Cairo is among 11 cities across the world that are most likely to run out of drinking water due to untreated agricultural and residential waste, according to a BBC report published on Sunday.
Citing the World Health Organization (WHO), figures show that Egypt ranks high among lower middle-income countries in the number of deaths related to water pollution. The UN estimates critical shortages in the country by 2025, the BBC report said.
In March 2017, Egypt’s Housing Minister Mostafa Madbouly said that the country had entered the water poverty phase, and that the annual amount of water supply per person had fallen to 700 cubic meters, compared to the global average of 1,000 cubic meters.
He added that the desalination of seawater is currently a very high priority for Egypt.
As the population continues to increase and drinking water resources remain traditionally fixed, it is expected that water availability per capita will steadily decrease.
“There is no longer any room but to go ahead, and very quickly, with desalinating sea water, and to make it a strategic choice for our national security at this stage,” Madbouly said in March, 2017.
Meanwhile, Egypt is in the process of constructing the largest seawater desalination plant in the world, located in the Suez Governorate’s coastal city of Ain Sokhna.
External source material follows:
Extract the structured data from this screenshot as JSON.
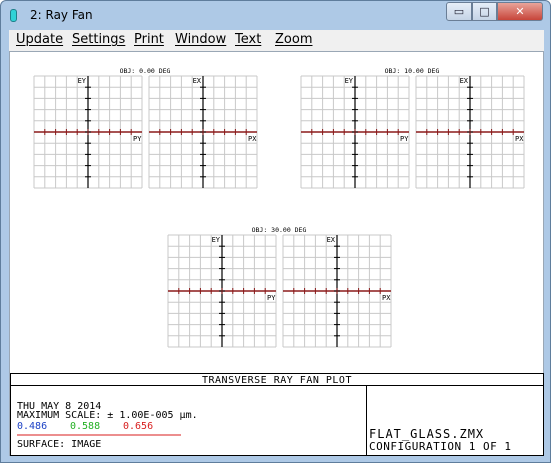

Once completed, the plant is expected to have the capacity to purify 164,000 cubic meters of seawater each day.
In January, President Abdel-Fattah al-Sisi vowed to protect Egypt’s share of the Nile water and capitalize on its usage.
“This is our country,” Sisi said, “and water for agriculture and drinking must be secured for citizens from Aswan to Alexandria, so that no problem will occur later, and we [don’t] say that we are not ready for it.”
“Egypt is currently carrying out the [world’s] biggest water treatment and desalination project, in case of any circumstances concerning the sharing of water,” said Sisi, according to Al-Ahram, referring to the Grand Ethiopian Renaissance Dam (GERD) crisis, which could potentially threaten Egypt’s share of Nile water.
The water treatment and desalination project will cost LE70 billion, announced Sisi.
The BBC report, meanwhile, also lists major cities most likely to face the threat of running out of drinking water. The list includes South Africa’s Cape Town, India’s Bangalore, China’s Beijing, Russian capital Moscow, Turkish city Istanbul, the Indonesian capital Jakarta, London, and Tokyo.
According to UN projections, global demand for fresh water will exceed supply by 40 percent in 2030.
“Over one billion people lack access to water and another 2.7 billion find it scarce for at least one month of the year. A 2014 survey of the world’s 500 largest cities estimates that one in four are in a situation of “water stress,” the BBC report says.